    I think I prefer when an IB has acquired in depth and stored the casks so they can release a succession of bottlings to the market. Douglas Laing has done this with Sherry cask Laphroaig from 1987/1989, Signatory with Ladyburn 1975 and a few years ago their fine Brora 1981s. I’m amazed at how many Ladyburns have emerged, just from Signatory.

    This staggered release policy will cost the IB more up front so not everyone can do it, but I think it cuts down on reviewer fatigue!


    Whisky Doris is very selective when it comes to selecting quality whisky. Doris once told me that they have sampled all kinds of whisky for 9 months without selecting one single cask. The quality was to poor!. Hats off for not just bottling everything.

  • Ruben
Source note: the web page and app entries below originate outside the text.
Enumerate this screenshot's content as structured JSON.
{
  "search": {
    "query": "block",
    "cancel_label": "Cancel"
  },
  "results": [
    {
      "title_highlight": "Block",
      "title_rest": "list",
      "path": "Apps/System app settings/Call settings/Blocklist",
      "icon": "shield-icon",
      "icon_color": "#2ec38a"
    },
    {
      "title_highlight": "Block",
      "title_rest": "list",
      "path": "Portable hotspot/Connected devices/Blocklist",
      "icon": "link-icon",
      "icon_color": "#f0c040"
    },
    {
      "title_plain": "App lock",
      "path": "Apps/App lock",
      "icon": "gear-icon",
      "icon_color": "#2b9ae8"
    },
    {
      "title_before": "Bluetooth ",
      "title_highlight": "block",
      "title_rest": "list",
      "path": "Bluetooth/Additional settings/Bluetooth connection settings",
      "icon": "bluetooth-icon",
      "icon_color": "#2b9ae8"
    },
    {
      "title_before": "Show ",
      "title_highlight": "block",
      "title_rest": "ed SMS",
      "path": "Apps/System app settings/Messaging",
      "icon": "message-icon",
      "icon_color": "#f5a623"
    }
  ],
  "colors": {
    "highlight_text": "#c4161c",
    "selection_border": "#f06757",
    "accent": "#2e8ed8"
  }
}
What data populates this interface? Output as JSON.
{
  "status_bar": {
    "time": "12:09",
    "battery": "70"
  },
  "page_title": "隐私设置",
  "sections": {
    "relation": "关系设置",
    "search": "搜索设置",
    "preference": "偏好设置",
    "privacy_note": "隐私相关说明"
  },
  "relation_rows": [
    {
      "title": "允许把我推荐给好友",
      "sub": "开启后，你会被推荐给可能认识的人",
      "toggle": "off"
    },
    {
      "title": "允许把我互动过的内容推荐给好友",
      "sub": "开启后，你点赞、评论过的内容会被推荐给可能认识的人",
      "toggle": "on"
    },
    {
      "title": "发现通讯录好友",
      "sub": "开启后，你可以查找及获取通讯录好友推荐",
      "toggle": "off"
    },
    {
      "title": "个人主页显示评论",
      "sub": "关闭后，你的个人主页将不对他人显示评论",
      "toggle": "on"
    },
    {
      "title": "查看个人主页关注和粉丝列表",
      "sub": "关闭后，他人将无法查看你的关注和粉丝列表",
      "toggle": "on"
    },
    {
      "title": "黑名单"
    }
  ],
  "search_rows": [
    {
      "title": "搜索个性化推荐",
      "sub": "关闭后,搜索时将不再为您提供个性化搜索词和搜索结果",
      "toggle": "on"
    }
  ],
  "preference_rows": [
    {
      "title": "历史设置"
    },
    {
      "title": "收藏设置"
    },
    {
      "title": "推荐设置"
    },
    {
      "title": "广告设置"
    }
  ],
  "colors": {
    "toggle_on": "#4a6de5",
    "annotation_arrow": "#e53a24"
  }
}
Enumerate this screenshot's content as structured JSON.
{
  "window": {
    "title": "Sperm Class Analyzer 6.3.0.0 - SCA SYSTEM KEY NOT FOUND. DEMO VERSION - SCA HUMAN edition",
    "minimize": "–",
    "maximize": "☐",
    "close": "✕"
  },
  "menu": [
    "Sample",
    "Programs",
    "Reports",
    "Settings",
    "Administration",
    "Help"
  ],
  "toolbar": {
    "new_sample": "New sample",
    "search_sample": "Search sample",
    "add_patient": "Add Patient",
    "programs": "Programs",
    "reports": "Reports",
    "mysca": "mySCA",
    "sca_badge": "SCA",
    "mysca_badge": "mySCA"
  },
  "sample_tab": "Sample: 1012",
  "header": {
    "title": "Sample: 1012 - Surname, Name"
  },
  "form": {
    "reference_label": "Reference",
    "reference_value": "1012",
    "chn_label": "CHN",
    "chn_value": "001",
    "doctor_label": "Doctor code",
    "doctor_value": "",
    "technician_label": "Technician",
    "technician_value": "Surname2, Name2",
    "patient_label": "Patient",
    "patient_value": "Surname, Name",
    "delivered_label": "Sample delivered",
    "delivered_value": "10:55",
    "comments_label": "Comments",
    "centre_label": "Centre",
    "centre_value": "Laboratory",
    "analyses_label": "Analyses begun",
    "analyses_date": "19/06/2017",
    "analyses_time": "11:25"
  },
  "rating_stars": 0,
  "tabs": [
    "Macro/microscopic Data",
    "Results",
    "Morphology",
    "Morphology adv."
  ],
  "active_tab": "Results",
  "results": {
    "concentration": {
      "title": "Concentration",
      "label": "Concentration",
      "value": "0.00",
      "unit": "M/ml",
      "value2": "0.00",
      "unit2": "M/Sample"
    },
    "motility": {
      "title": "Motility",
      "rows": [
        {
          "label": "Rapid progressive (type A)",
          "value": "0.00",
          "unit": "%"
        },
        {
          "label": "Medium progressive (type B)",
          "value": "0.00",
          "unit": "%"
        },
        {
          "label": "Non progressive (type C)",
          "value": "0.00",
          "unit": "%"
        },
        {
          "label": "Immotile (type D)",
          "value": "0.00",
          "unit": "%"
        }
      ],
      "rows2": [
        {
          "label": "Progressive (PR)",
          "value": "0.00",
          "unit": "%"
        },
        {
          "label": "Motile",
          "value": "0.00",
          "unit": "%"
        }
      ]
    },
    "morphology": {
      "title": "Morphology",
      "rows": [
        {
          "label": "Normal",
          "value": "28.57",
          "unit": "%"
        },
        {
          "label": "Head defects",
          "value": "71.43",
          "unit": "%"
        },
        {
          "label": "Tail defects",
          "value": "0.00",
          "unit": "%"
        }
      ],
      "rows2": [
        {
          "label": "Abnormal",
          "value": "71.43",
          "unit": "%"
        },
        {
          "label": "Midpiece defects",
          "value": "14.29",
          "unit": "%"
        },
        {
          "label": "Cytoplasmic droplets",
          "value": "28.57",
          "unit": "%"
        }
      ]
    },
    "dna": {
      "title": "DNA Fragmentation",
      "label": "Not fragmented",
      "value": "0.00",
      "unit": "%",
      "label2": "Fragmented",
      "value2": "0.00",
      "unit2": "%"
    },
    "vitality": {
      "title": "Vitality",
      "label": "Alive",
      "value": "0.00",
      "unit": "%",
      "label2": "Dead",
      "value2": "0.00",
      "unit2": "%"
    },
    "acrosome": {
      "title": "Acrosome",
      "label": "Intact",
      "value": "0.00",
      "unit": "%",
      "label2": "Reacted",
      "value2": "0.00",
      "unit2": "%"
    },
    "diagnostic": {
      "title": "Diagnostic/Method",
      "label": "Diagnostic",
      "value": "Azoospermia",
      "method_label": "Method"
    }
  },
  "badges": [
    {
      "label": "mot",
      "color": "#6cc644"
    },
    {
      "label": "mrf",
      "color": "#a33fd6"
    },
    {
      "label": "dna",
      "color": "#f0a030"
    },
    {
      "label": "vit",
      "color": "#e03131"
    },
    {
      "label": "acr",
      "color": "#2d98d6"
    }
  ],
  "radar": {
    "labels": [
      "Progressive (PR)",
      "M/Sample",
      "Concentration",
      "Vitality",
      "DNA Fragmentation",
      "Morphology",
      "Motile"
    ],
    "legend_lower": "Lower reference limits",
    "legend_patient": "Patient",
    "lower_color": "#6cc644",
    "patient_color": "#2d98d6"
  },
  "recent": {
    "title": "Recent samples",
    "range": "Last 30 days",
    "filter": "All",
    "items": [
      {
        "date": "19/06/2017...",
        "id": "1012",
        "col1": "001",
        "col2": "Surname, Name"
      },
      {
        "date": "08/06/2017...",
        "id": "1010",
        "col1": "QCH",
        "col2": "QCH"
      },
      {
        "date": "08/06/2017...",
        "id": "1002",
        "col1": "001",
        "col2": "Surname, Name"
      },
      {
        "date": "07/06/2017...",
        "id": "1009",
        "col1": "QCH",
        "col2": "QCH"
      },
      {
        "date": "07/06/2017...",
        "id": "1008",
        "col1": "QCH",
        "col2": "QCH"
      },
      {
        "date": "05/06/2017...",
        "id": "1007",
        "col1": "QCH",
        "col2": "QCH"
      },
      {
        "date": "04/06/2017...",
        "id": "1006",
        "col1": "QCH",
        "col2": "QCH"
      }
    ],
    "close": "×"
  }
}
    Douglas, your analysis is quite correct. I’m thinking to write an article about this for some months now. Bottom line is that you can create some sort of “tree structure” of the whisky industry.
    Somewhere high up this tree, indeed whole batches of similar casks are offered, sometimes just 2 or 3, sometimes up to 25. Once they are sold, the broker / bottler will try to sell the casks he doesn’t need to other bottlers down the tree. Most of the casks released by German brands come from one or two nodes and are then distributed among the list of bottlers / shops.
    As you say, most small bottlers don’t have enough money to store casks or mature them into something unique, so they pick one cask from the batch and want to get them out on the market as soon as possible. Releasing them in a more spread out way, would not only cut down on reviewer fatigue, I guess it would also bring more dynamics to the market and eventually make consumers spend more money (as now they only tend to buy one cask that it supposed to be the best of the bunch).

  • Douglas

    Cheers Ruben.

    I hope you find time to write your article. I think a lot of us would be like to understand how the independent sector operates.

  • Pingback: Laphroaig 1998, A.D. Rattray « Onversneden()

  • Pingback: Happy 2012 | WhiskyNotes()



December 2015
« Nov    

Coming up

  • Lagavulin Distillers Edition (2015)
  • Talisker Distillers Edition (2015)
  • Laphroaig 32 Year Old
  • Glen Grant 65yo 1950 cask #2747 for Wealth Solutions
  • Mortlach 1959/1960 (G&M Royal Wedding)

1935 notes by Ruben

WhiskyNotes - Ruben LuytenThis blog is my personal collection of impressions, written while searching for the ultimate single malt whisky.